Quarry came in at 198 and never looked worse…and announced his retirement shortly afterwards, then came back in 1973. Jerry attributed part of his bad showing against Ali in their rematch due to him being drained and having watched his brother Mike get knocked out in brutal fashion by Bob Foster right before he went out to fight Ali. But he never said that's why he lost to Ali that night. According to Brookshier, Jerry told him that a few days after he lost to Ali, he found a betting stub in his father's jacket pocket indicating that his pop bet $90,000 on Ali to win the fight. That's the story exactly as it was relayed to me by Mr. Brookshier in 1988. Anyone who knows anything at all about Tom Brookshier knows he's not the type of man to make something like that up. Tom told me he loved Jerry Quarry and said he was one of the most brutally honest men he'd ever met in his life.

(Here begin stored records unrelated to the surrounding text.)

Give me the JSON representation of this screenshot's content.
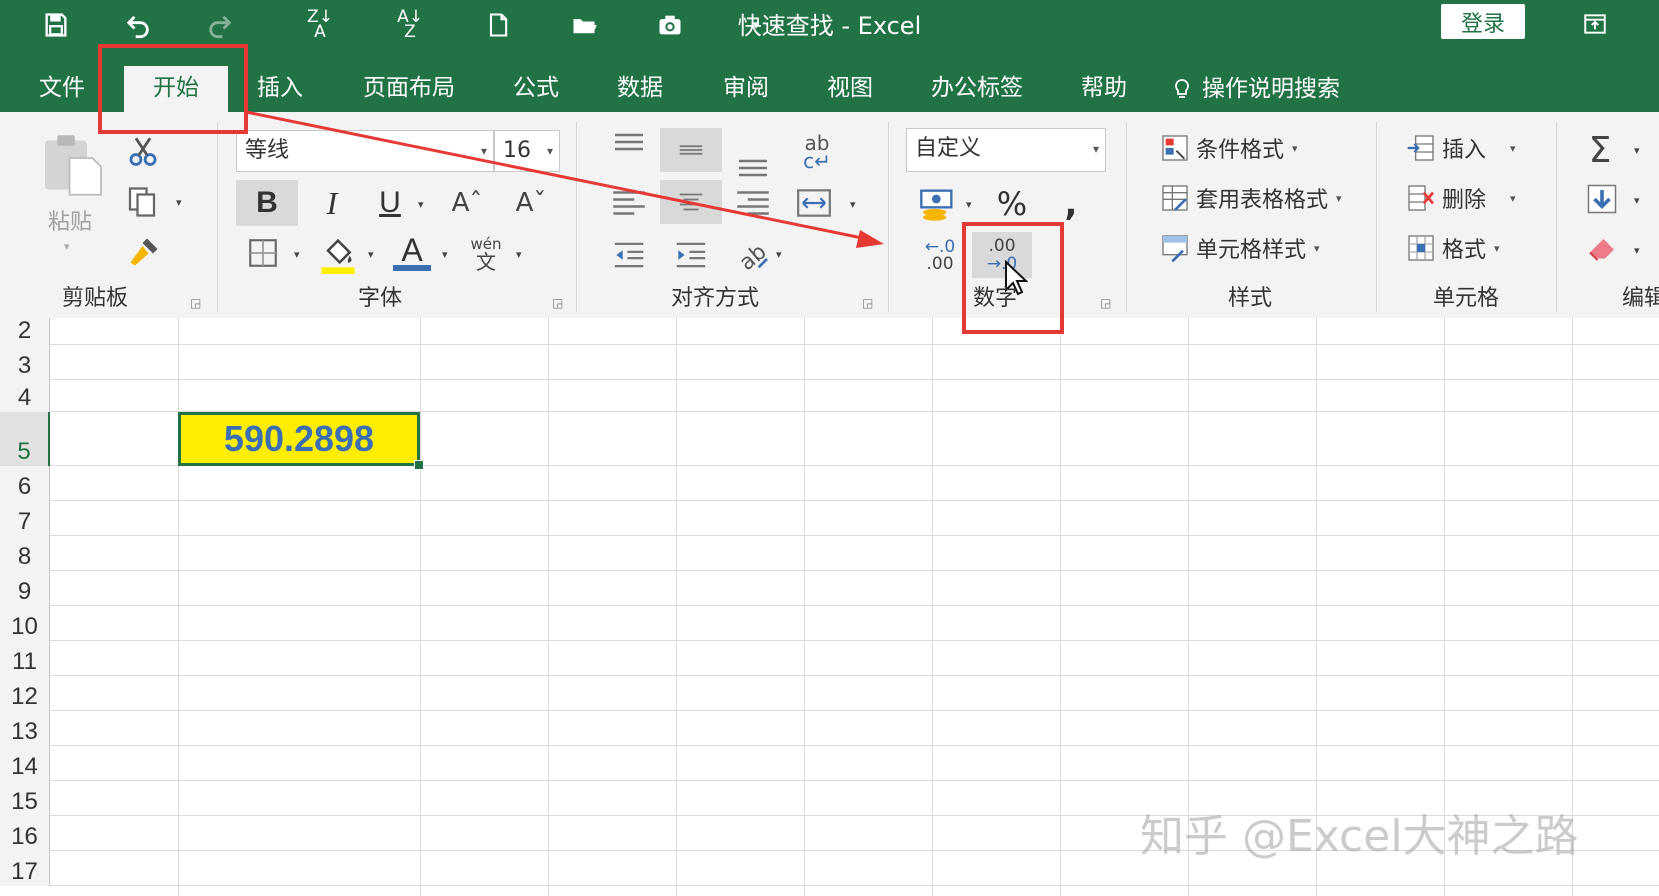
{
  "window": {
    "title": "快速查找  -  Excel",
    "login_label": "登录"
  },
  "tabs": [
    "文件",
    "开始",
    "插入",
    "页面布局",
    "公式",
    "数据",
    "审阅",
    "视图",
    "办公标签",
    "帮助"
  ],
  "tell_me": "操作说明搜索",
  "clipboard": {
    "paste_label": "粘贴",
    "group_label": "剪贴板"
  },
  "font": {
    "name": "等线",
    "size": "16",
    "phonetic_top": "wén",
    "phonetic_bottom": "文",
    "group_label": "字体"
  },
  "alignment": {
    "group_label": "对齐方式"
  },
  "number": {
    "format": "自定义",
    "group_label": "数字",
    "dec_inc_top": "←.0",
    "dec_inc_bottom": ".00",
    "dec_dec_top": ".00",
    "dec_dec_bottom": "→.0"
  },
  "styles": {
    "conditional": "条件格式",
    "table": "套用表格格式",
    "cell": "单元格样式",
    "group_label": "样式"
  },
  "cells": {
    "insert": "插入",
    "delete": "删除",
    "format": "格式",
    "group_label": "单元格"
  },
  "editing": {
    "group_label": "编辑"
  },
  "grid": {
    "row_numbers": [
      "2",
      "3",
      "4",
      "5",
      "6",
      "7",
      "8",
      "9",
      "10",
      "11",
      "12",
      "13",
      "14",
      "15",
      "16",
      "17"
    ],
    "active_cell_value": "590.2898",
    "active_cell_colors": {
      "fill": "#ffee00",
      "text": "#3a6fb4",
      "border": "#217346"
    }
  },
  "watermark": "知乎 @Excel大神之路",
  "colors": {
    "excel_green": "#217346",
    "annotation_red": "#e53935"
  }
}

Before Ali met Ken Norton in their third fight in 1976 at Yankee Stadium, Quarry did the delayed broadcast for CBS Sports with Tom Brookshier. Jerry and Muhammad became friendly in the years that followed after their 1972 rematch. Quarry went into Ali's dressing room and interviewed him before he entered the ring for the fight. Muhammad knew Quarry liked to imitate his voice inflection, so before the interview Ali suggested that he would be Jerry Quarry the interviewer, and that he'll interview Quarry who will answer the questions as he thought Ali would, to which Quarry agreed.
After a minute of going back and forth, Ali assuming the role as Quarry doing the interview said to Jerry who was assuming him, Muhammad, Ken Norton is a positive thinker, you must be afraid of him since you appear to have turned white. Quarry, in the role of Ali, broke up and couldn't keep a straight face and the two started laughing as Ali started with the mock anger face biting his lower lip and throwing harmless punches at Jerry. Boxing fans are deprived not being able to hear Quarry's insight on Muhammad Ali and for that manner Joe Frazier too due to his passing in 1999.
Incidentally, Quarry was the most recent opponent of Ali and Frazier before their first fight. Jerry fought Joe in June of 1969 and Muhammad in October of 1970. He was asked repeatedly before the 1971 fight between Frazier and Ali who would win. Quarry never wavered once and said Frazier was too tough and there was no way Ali could beat Joe. In fact Jerry said Frazier would knock Ali out. He may have been wrong about the stoppage, but he had the winner right, at least for their first meeting.
As for Oscar Bonavena, what a character he was. Oscar boldly predicted after having spent 25 rounds in the ring with Joe Frazier and 15 with Ali, that Muhammad would have his way with Joe before their first fight and considered him the much greater fighter. Oh how wrong Ringo was, at least on the night of March 8th 1971.
As for Jimmy Young, he told me often times that Ali was very cunning and physically harder to move around than Foreman, Lyle and Norton were during their fights with him. Jimmy also conveyed through conversations at Frazier's gym that Ali possessed an unconquerable will.
Unfortunately we'll never get to hear from the above mentioned fighters in totality like we did the fighters who were interviewed and spoke freely and openly in “Facing Ali.”
However, seeing and hearing from Henry Cooper, George Chuvalo, Ernie Terrell, Joe Frazier, Ken Norton, George Foreman, Ron Lyle, Earnie Shavers, Leon Spinks and Larry Holmes turned out better than I anticipated. All ten had substantive things to say and left you wanting for more.
Frank Lotierzo can be contacted at GlovedFist@Gmail.com